Using Plan Guides to tune third-party applications SQL in MS SQL Server can be a useful technique when you need to optimize the performance of a specific query or set of queries generated by the application, without making changes to the application’s source code.
Here are the steps to use Plan Guides to tune third-party applications SQL in MS SQL Server without changing the source code:
- Identify the query or queries that are causing performance issues in the application. You can use SQL Server Profiler or Extended Events to capture and analyze the SQL statements generated by the application.
- Create a Plan Guide that provides an optimized execution plan for the identified query or queries. This can involve modifying the query text or providing query hints to influence the optimizer’s decisions.
- Test the Plan Guide to ensure that it provides the desired performance improvements and does not cause any unintended side effects.
- Deploy the Plan Guide to production and monitor the performance of the application to ensure that the Plan Guide is being used and is providing the desired performance improvements.
Before optimizing an ad-hoc SQL statement executed by an application program without modifying the source code, it is crucial to understand how the SQL statement matches the one specified in the Plan Guide, which includes whitespace and comments. Additionally, it is important to match the source of the SQL statement. The following is the system procedure used to create a Plan Guide.
Today, the focus will be on tuning ad-hoc SQL (@type = N’SQL’) using a Plan Guide. There are two types of SQL: standalone SQL (@module_or_batch = NULL) and SQL within a batch text (@module_or_batch = N’batch_text’). For instance, if an application program sends the following SQL, and it is executed independently without any other code, it falls under standalone SQL.
select top 10 * from employee;
The example below illustrates a batch text that contains one of the SQL statements listed above, which needs optimization by Plan Guide. This SQL statement is located in the middle of the batch text. Since the same SQL statement can originate from a batch text, we must specify the specific batch text by using the variable @module_or_batch = N’batch_text’. Consequently, two Plan Guides must be created for the same SQL statement, one for ad-hoc SQL and one for batch text. To accurately identify the source of an Ad-hoc SQL, it is recommended to use SQL Profiler to capture the SQL statement that requires optimization by Plan Guide.

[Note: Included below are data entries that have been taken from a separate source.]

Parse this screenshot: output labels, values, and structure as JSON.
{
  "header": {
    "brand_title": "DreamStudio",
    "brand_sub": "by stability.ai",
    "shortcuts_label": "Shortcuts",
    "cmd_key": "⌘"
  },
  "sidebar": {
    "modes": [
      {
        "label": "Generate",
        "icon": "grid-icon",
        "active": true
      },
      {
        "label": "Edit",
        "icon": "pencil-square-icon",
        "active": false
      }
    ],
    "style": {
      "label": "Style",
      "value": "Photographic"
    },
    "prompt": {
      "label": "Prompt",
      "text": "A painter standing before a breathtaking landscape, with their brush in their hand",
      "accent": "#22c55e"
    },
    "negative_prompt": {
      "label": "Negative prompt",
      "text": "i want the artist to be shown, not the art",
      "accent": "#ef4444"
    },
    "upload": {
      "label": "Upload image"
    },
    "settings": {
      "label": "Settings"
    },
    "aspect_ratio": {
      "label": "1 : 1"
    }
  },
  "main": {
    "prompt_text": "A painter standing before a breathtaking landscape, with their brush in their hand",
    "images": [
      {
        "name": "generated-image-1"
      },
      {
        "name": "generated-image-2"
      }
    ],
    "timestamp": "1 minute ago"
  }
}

select count(*) from employee;
select top 10 * from employee;
where emp_id in (select emp_id id
order by emp_name;
Microsoft SQL Server Management Studio provides a useful tool that assists users in creating a plan guide for a SQL statement without requiring manual execution of the system stored procedure. However, it is crucial to have knowledge about the type of SQL statement being optimized and the meanings of the corresponding parameters that need to be input.

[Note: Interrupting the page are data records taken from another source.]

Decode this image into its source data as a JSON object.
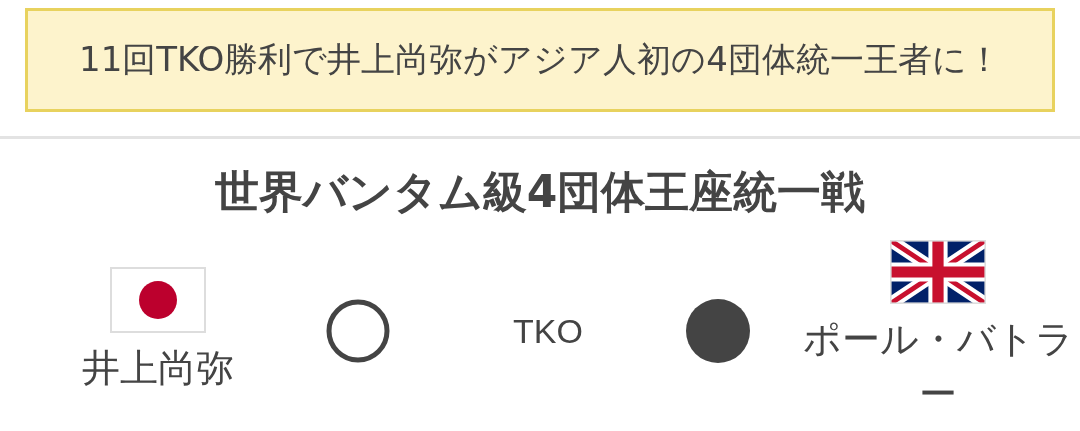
{
  "headline": "11回TKO勝利で井上尚弥がアジア人初の4団体統一王者に！",
  "bout": {
    "title": "世界バンタム級4団体王座統一戦",
    "method": "TKO",
    "fighters": [
      {
        "name": "井上尚弥",
        "kind": "winner",
        "flag": {
          "kind": "japan"
        }
      },
      {
        "name": "ポール・バトラー",
        "kind": "loser",
        "flag": {
          "kind": "uk"
        }
      }
    ]
  }
}
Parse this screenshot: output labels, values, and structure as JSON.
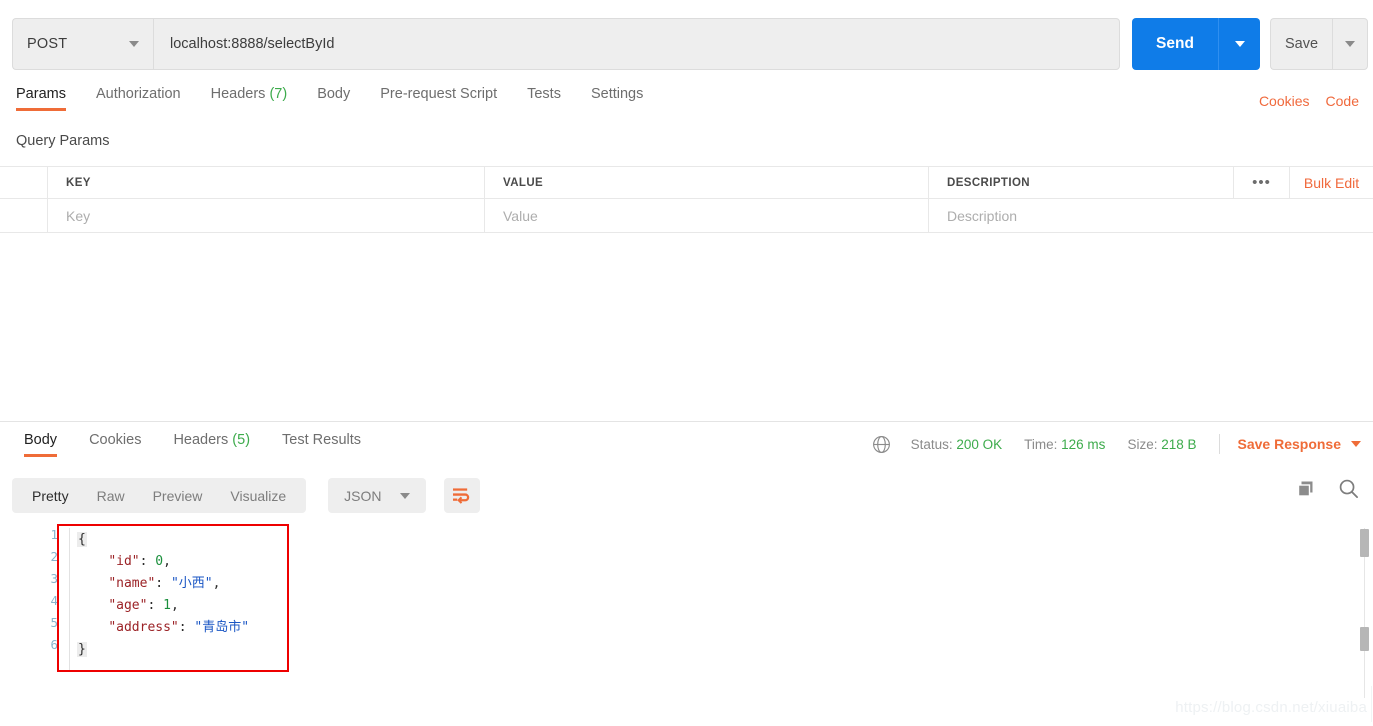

Although the steps to create plan guide may seem complicated for newcomers, they are worthwhile for improving SQL performance without altering the source code or lacking the permission to modify it. However, the most challenging and time-consuming aspect is finding the optimal query hint for the SQL statement (@hints = N’OPTION(query_hint [ ,…n ])). Unless you have an in-depth knowledge of SQL tuning techniques and enough time to experiment, you may require a product that streamlines the process from capturing SQL, identifying SQL source type, automatically tuning query hints, and facilitates easy deployment of Plan Guides.